_TASK INSTRUCTIONS_:
Check which lines of the entries that follow hold "help", then give the number of those lines and nothing more.

_RECORDS SUPPLIED_:
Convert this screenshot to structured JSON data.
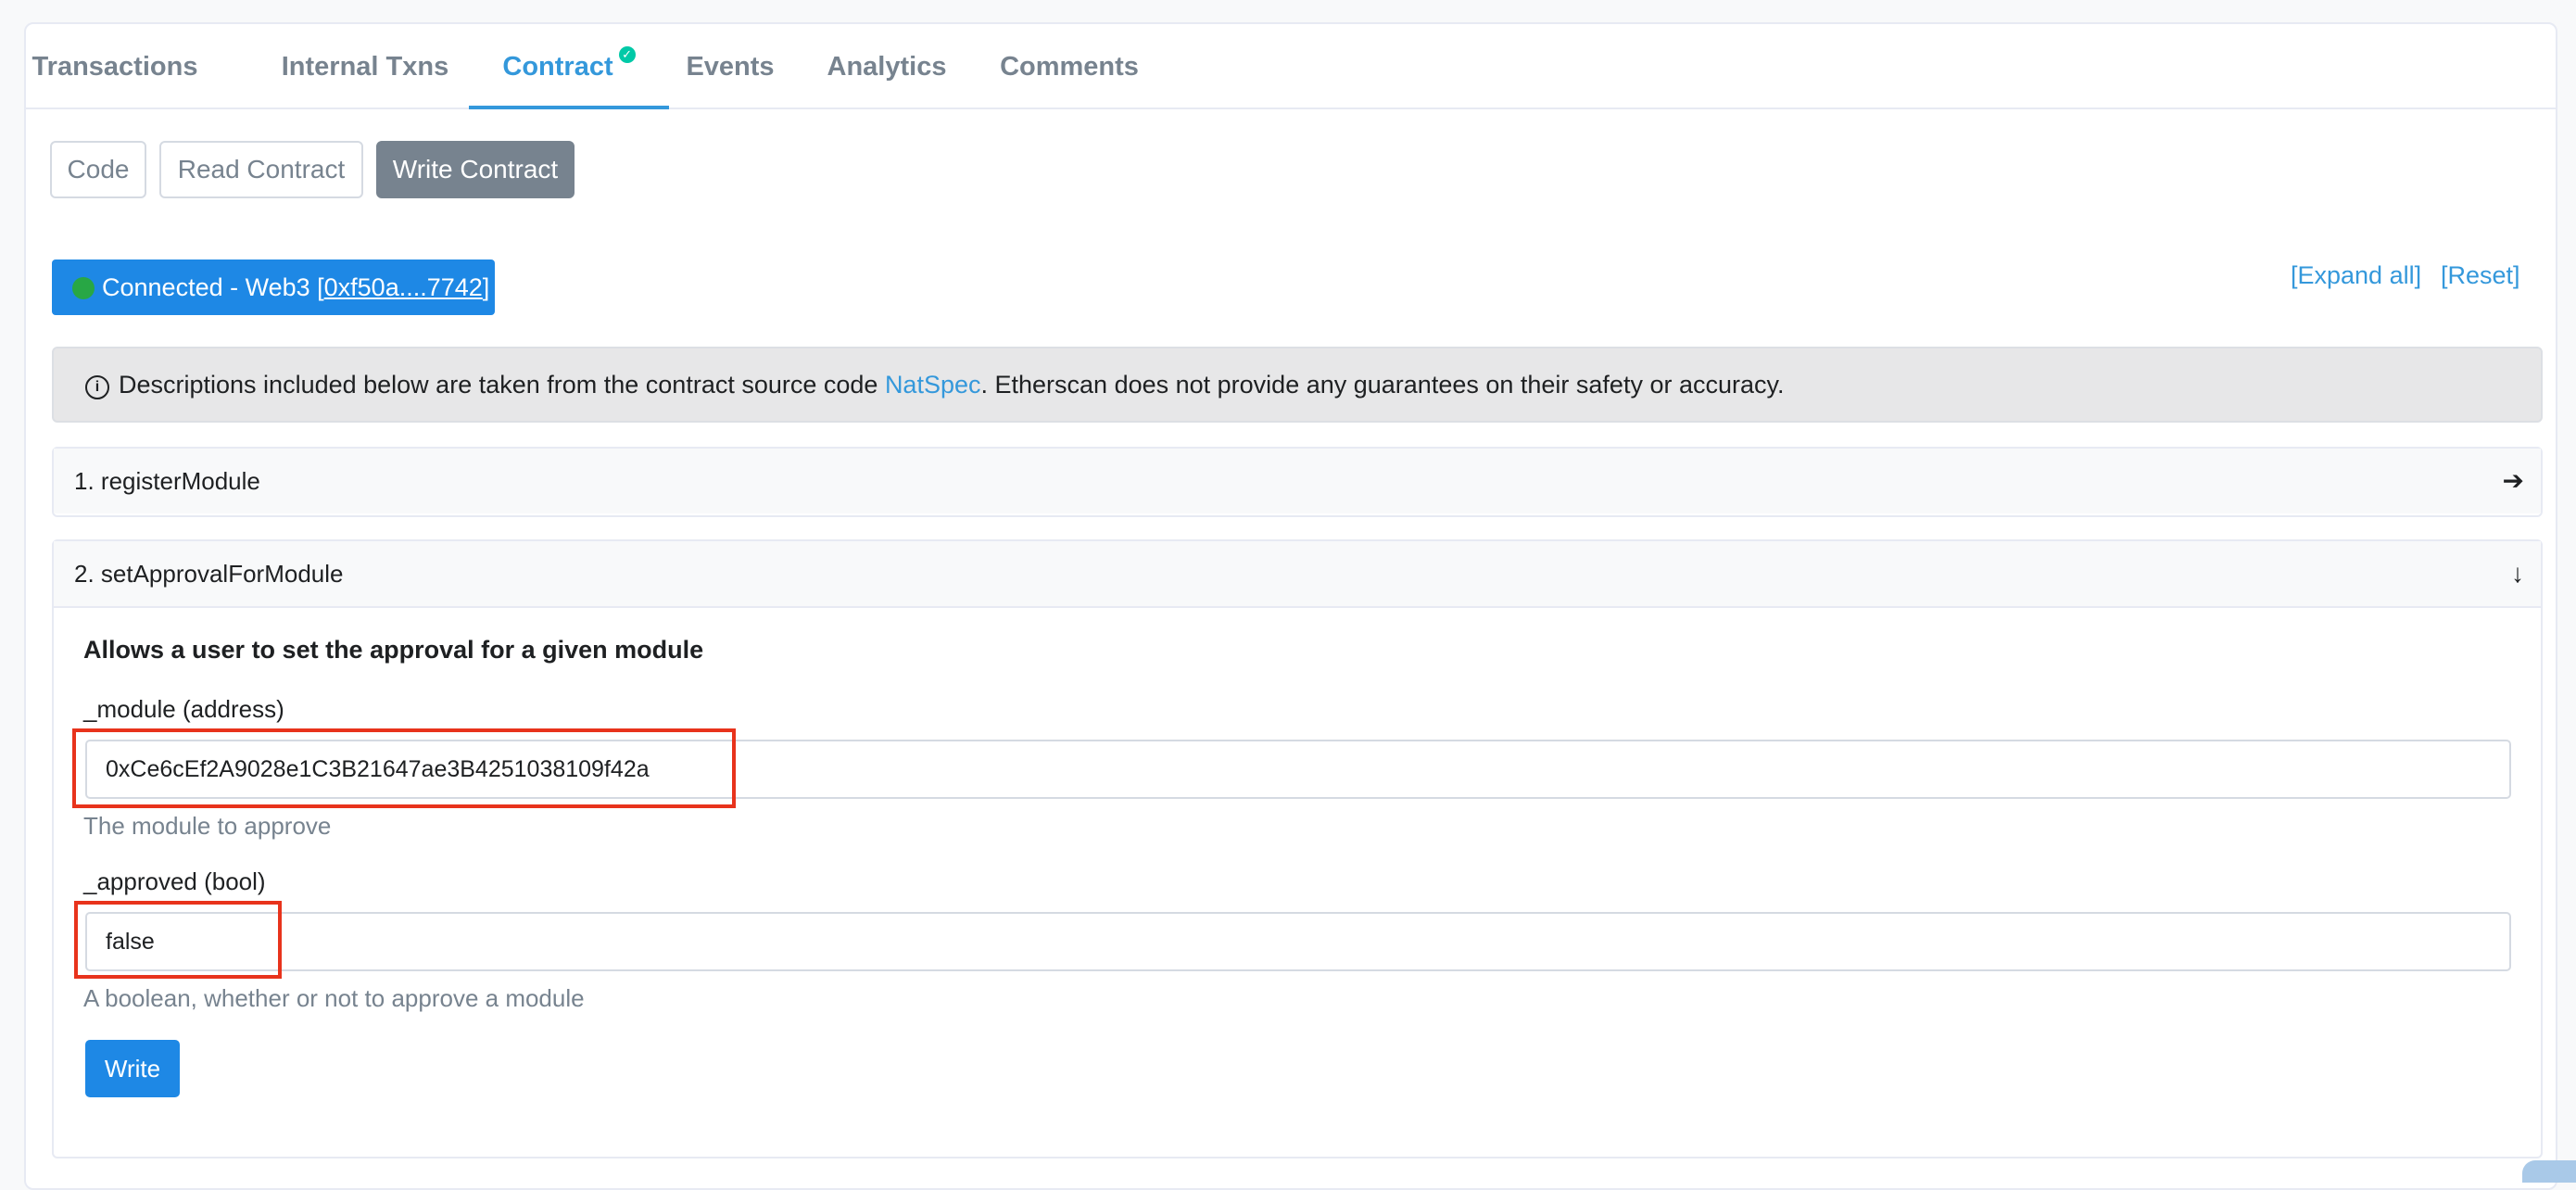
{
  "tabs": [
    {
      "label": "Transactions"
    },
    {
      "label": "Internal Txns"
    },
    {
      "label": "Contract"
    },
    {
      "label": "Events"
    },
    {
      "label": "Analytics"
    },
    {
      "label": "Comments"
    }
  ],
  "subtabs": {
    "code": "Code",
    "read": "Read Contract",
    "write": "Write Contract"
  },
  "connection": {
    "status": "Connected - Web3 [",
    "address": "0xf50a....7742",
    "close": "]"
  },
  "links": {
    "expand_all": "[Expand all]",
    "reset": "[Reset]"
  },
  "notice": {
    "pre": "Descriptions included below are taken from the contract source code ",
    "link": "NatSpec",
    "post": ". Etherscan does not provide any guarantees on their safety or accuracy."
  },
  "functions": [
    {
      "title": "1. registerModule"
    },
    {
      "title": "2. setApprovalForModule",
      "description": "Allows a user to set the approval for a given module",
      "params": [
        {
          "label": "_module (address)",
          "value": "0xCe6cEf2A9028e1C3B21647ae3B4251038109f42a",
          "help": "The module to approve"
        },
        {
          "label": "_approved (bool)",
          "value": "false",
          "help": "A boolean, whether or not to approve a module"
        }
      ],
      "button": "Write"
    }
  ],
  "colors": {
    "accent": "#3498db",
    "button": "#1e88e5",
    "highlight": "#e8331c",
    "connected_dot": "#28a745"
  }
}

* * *

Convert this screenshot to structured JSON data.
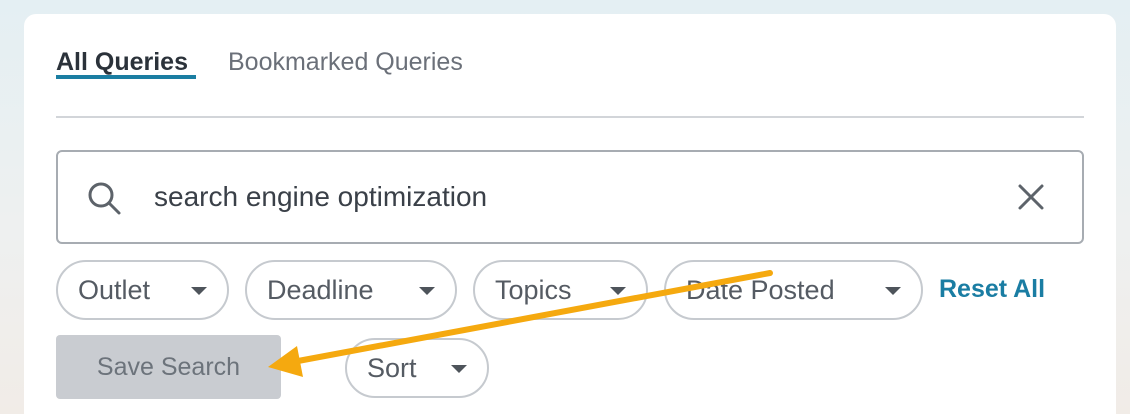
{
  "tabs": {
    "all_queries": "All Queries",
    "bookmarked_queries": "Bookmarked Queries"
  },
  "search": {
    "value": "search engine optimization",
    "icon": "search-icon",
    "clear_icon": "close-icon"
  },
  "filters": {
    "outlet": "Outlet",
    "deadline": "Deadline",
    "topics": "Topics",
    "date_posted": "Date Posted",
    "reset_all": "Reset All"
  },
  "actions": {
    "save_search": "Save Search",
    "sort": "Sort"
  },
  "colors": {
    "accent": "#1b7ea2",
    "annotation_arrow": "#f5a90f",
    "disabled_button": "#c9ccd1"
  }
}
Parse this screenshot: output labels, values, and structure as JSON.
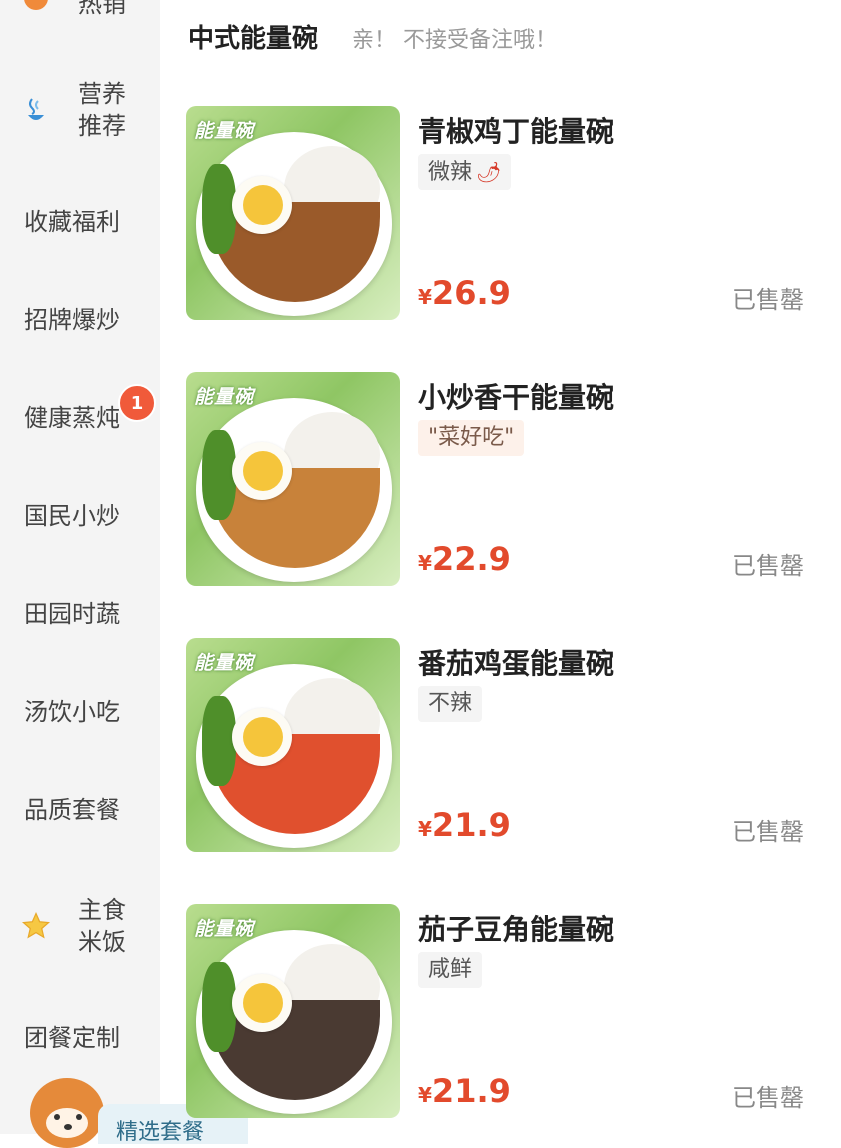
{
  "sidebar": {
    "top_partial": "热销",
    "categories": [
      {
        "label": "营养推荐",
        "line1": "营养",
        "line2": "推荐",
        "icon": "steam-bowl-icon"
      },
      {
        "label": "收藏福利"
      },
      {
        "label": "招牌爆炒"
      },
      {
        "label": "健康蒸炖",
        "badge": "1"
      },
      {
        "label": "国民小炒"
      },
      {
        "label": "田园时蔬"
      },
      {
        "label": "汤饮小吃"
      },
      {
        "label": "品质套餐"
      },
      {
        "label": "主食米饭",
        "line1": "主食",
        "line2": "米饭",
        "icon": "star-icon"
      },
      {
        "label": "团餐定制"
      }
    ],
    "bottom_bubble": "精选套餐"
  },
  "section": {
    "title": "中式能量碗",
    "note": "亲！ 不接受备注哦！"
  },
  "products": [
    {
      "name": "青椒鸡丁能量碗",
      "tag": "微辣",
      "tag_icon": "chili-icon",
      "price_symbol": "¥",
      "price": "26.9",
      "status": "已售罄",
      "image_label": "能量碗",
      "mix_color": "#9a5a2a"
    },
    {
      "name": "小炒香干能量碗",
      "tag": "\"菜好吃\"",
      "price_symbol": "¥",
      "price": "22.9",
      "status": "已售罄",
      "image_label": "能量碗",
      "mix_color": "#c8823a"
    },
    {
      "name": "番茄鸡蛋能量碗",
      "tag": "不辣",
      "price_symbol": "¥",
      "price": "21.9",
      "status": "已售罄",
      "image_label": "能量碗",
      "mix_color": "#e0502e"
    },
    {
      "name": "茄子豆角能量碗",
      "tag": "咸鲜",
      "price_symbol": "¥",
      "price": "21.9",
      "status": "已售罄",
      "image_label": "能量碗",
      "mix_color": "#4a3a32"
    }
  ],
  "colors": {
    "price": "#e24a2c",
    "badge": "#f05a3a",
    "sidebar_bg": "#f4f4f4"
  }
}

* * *

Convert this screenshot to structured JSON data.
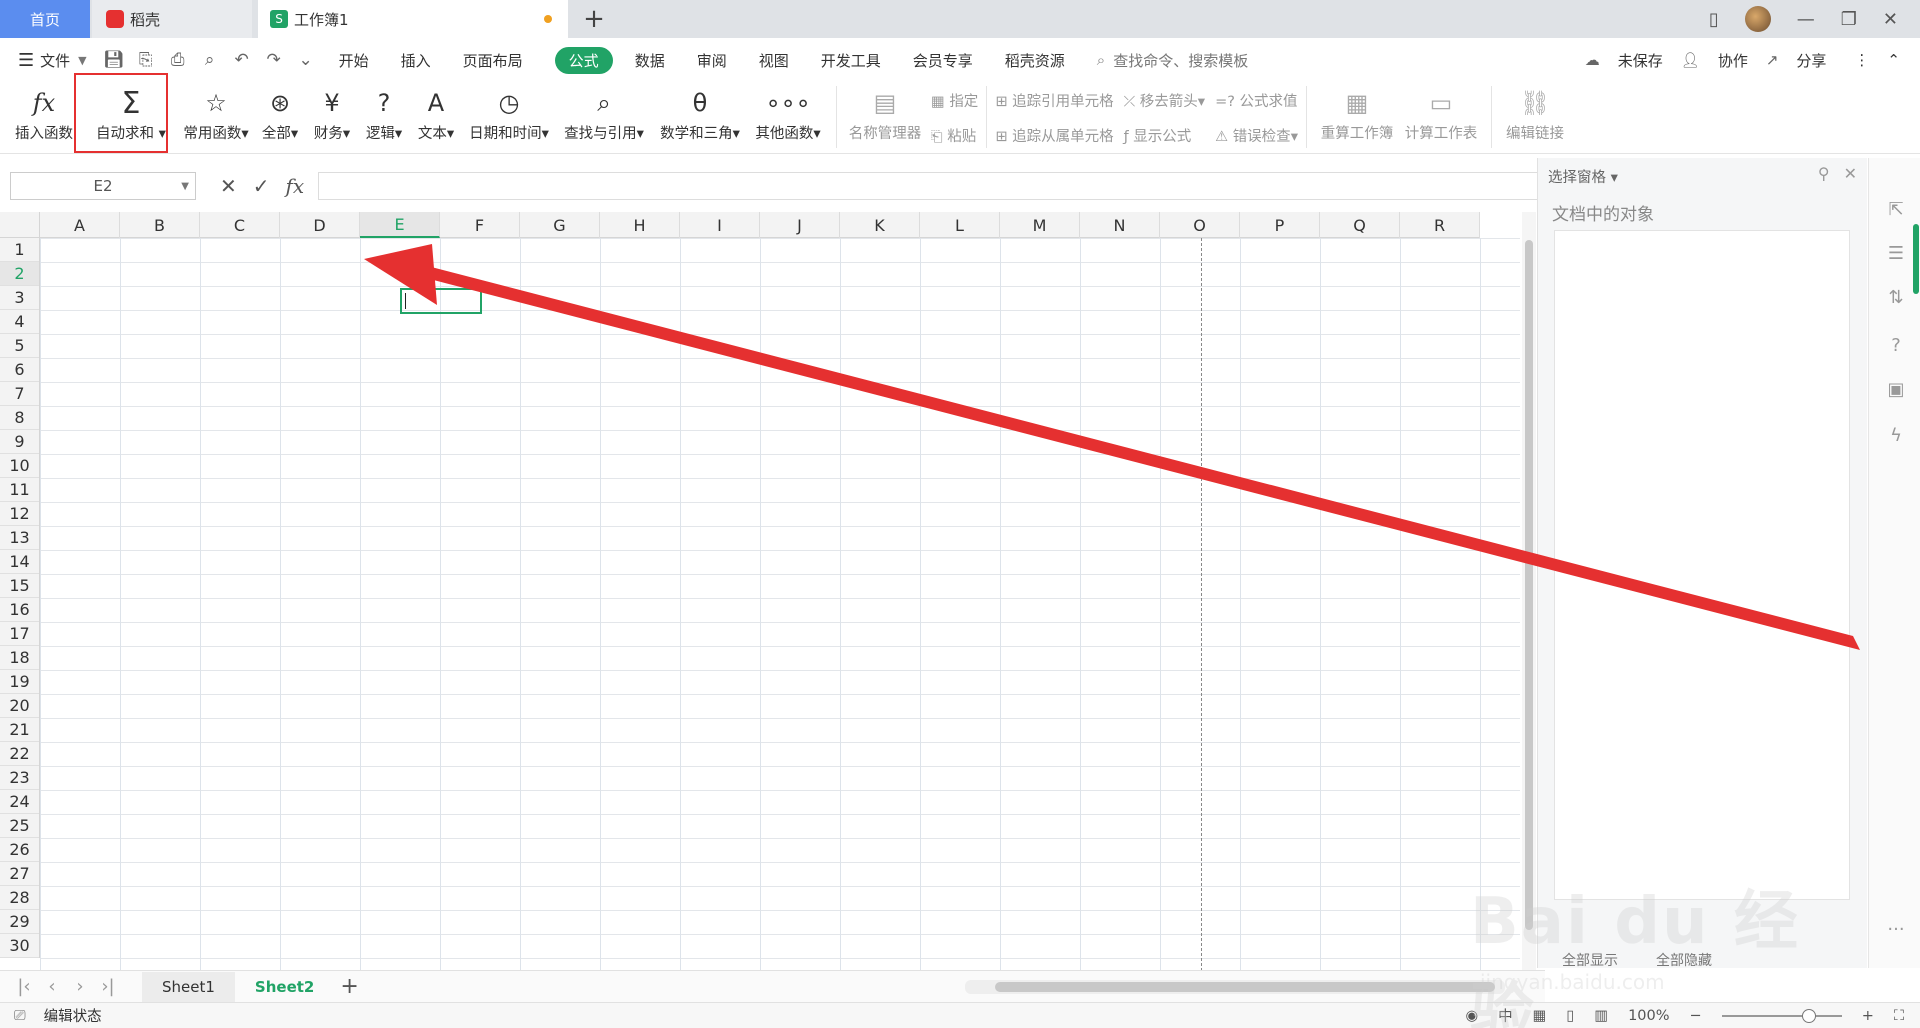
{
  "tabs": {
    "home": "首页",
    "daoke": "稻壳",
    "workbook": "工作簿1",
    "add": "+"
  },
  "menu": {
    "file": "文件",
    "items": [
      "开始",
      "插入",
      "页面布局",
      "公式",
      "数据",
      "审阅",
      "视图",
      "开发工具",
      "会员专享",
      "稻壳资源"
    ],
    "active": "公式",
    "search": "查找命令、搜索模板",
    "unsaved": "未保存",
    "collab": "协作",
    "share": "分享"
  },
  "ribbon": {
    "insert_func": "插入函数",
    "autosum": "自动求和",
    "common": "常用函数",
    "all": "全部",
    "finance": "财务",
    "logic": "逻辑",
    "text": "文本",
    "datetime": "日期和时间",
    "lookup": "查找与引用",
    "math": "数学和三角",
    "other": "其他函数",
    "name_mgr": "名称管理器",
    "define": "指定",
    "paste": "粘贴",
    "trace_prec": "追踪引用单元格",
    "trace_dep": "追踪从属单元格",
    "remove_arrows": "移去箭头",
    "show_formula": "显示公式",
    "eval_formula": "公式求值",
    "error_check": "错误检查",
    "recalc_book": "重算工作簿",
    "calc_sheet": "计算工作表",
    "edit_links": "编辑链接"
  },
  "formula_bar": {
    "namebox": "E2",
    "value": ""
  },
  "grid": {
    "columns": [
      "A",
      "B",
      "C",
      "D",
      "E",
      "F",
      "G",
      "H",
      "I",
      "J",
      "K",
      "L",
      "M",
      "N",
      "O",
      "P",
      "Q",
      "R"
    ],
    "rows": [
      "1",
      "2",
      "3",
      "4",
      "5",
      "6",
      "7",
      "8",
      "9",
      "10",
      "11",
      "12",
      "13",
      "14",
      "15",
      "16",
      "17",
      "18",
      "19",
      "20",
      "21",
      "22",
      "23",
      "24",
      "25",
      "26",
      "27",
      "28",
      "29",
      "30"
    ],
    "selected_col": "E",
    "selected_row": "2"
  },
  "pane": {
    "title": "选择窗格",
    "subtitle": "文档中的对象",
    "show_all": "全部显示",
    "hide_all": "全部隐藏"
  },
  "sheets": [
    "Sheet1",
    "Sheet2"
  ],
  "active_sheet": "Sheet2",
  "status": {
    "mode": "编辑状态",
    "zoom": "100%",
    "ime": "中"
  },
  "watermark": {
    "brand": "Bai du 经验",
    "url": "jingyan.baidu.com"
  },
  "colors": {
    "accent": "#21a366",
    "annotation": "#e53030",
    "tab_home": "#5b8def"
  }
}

_FINISHED TASK_:
2